Data records:
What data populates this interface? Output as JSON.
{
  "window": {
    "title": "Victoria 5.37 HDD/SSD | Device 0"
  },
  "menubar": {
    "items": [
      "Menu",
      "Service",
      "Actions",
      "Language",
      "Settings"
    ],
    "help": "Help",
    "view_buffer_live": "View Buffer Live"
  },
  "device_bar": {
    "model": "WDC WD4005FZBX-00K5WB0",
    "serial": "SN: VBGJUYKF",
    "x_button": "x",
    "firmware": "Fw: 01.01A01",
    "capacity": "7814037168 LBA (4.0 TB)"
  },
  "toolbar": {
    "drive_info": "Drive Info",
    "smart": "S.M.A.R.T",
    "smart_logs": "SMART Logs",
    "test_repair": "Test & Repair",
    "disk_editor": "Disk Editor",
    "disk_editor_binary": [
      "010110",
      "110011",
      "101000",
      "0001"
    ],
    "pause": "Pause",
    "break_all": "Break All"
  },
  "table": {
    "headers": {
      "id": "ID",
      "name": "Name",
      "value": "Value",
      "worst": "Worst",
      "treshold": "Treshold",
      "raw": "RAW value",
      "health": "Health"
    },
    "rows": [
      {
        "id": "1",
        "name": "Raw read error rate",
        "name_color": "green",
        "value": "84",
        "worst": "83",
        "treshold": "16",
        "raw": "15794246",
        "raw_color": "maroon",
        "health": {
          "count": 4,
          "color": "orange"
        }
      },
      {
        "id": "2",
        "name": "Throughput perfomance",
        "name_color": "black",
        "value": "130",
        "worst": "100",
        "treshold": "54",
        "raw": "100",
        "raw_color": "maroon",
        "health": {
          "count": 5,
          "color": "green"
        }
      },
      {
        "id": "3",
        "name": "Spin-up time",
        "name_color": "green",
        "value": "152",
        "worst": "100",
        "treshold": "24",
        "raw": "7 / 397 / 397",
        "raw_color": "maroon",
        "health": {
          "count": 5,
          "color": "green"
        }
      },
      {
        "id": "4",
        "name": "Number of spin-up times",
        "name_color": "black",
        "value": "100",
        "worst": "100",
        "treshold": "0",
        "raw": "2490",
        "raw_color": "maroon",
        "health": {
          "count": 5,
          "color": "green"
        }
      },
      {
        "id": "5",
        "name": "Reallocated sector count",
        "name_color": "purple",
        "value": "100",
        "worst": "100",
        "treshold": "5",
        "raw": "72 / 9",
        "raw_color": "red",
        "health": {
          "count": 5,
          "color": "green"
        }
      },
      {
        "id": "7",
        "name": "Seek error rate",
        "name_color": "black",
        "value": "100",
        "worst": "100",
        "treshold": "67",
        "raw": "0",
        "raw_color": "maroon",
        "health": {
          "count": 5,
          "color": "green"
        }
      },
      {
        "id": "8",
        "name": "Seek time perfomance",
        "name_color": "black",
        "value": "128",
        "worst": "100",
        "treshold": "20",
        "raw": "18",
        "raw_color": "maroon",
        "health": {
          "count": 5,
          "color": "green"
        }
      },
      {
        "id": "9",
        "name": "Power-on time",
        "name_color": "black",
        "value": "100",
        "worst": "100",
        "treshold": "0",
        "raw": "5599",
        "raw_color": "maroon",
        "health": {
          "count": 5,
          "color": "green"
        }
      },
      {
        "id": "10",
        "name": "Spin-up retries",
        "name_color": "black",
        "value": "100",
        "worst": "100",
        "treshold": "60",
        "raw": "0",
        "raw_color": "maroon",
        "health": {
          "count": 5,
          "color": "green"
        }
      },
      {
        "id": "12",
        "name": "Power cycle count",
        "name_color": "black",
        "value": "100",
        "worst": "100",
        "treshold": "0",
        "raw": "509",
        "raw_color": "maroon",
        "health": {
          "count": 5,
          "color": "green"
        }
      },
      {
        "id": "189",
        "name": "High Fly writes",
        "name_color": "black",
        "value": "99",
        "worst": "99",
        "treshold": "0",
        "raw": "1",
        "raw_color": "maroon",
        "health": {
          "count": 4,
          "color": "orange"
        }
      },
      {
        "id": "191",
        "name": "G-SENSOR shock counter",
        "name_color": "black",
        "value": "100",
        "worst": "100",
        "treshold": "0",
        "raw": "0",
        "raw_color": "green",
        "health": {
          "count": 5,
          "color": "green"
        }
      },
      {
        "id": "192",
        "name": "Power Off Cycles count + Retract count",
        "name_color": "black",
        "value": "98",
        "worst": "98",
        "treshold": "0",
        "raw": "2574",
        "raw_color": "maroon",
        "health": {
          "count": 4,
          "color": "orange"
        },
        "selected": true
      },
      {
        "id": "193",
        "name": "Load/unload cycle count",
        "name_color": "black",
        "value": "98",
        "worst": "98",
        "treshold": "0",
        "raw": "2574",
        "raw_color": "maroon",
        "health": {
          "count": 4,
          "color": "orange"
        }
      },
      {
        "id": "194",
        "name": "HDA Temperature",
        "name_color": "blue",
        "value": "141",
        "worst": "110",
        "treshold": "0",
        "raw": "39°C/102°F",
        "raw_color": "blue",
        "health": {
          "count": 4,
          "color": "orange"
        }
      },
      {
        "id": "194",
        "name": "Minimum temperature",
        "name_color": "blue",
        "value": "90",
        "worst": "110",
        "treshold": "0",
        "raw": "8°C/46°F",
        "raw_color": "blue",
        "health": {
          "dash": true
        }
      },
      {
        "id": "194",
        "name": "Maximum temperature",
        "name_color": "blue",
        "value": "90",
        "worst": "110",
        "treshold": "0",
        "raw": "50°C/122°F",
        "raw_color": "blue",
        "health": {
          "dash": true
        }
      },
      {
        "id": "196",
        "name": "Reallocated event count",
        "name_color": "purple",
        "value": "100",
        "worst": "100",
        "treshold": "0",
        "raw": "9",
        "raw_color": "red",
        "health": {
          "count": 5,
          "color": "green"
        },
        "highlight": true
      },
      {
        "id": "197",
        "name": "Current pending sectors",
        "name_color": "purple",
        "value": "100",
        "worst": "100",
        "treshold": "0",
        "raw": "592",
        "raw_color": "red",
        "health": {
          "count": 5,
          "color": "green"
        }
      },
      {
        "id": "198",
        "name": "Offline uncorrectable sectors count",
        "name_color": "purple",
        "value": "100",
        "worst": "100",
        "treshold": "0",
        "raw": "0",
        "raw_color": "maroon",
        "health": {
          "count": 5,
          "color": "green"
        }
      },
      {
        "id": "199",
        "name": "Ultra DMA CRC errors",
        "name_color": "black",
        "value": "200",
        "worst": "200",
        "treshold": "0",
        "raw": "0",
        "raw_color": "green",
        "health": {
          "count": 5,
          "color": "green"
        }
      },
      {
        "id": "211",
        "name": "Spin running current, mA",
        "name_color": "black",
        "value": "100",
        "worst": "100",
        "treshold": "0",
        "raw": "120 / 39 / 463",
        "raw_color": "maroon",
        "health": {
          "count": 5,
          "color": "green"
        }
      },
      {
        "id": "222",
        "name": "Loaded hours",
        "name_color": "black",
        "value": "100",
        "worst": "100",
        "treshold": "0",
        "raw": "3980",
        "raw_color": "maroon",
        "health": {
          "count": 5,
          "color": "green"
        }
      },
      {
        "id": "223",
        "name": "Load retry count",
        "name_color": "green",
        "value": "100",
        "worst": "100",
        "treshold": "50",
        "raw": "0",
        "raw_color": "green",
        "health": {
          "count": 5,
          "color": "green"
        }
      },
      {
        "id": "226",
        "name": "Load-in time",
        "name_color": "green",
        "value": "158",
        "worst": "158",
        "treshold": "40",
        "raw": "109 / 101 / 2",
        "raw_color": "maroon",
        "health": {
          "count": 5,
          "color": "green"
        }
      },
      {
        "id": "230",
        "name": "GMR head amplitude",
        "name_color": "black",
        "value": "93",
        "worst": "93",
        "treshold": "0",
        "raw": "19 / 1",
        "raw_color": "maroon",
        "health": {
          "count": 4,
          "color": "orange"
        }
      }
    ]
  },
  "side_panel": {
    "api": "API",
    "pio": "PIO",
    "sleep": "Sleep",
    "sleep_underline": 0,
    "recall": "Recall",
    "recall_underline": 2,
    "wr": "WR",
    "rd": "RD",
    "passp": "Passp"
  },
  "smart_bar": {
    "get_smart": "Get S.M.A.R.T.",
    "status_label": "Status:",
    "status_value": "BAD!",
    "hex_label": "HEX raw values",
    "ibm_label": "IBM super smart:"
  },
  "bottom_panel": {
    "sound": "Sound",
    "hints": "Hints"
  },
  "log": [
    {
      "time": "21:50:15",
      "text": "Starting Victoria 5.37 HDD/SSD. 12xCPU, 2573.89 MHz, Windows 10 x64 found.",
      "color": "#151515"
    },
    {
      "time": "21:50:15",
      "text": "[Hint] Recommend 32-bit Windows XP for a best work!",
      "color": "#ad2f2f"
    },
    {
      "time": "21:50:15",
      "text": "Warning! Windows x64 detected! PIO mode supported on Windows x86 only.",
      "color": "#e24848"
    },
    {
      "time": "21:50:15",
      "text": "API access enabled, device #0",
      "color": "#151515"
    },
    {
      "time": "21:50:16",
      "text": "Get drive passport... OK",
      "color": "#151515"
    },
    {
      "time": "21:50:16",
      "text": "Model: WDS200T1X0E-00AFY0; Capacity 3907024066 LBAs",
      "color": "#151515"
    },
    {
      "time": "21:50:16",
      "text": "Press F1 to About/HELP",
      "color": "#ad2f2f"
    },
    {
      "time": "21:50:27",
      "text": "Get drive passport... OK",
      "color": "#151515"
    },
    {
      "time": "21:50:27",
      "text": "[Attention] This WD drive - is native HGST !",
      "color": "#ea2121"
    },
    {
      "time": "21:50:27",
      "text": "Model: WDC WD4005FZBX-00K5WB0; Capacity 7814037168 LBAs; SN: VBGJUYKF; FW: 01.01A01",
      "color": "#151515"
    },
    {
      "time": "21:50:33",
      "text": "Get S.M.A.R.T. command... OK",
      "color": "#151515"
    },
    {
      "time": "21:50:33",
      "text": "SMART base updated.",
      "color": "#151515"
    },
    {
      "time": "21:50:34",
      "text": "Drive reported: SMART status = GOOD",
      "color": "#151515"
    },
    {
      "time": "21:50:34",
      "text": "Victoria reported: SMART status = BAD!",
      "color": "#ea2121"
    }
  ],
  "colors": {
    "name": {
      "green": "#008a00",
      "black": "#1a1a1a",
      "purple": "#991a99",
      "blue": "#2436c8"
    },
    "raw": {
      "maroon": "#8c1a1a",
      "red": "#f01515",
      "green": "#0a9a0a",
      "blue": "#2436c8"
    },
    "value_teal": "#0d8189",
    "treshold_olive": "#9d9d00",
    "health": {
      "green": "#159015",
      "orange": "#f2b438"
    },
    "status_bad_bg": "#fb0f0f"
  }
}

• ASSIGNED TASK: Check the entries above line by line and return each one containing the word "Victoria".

• FINAL ANSWER:
    "title": "Victoria 5.37 HDD/SSD | Device 0"
      "text": "Starting Victoria 5.37 HDD/SSD. 12xCPU, 2573.89 MHz, Windows 10 x64 found.",
      "text": "Victoria reported: SMART status = BAD!",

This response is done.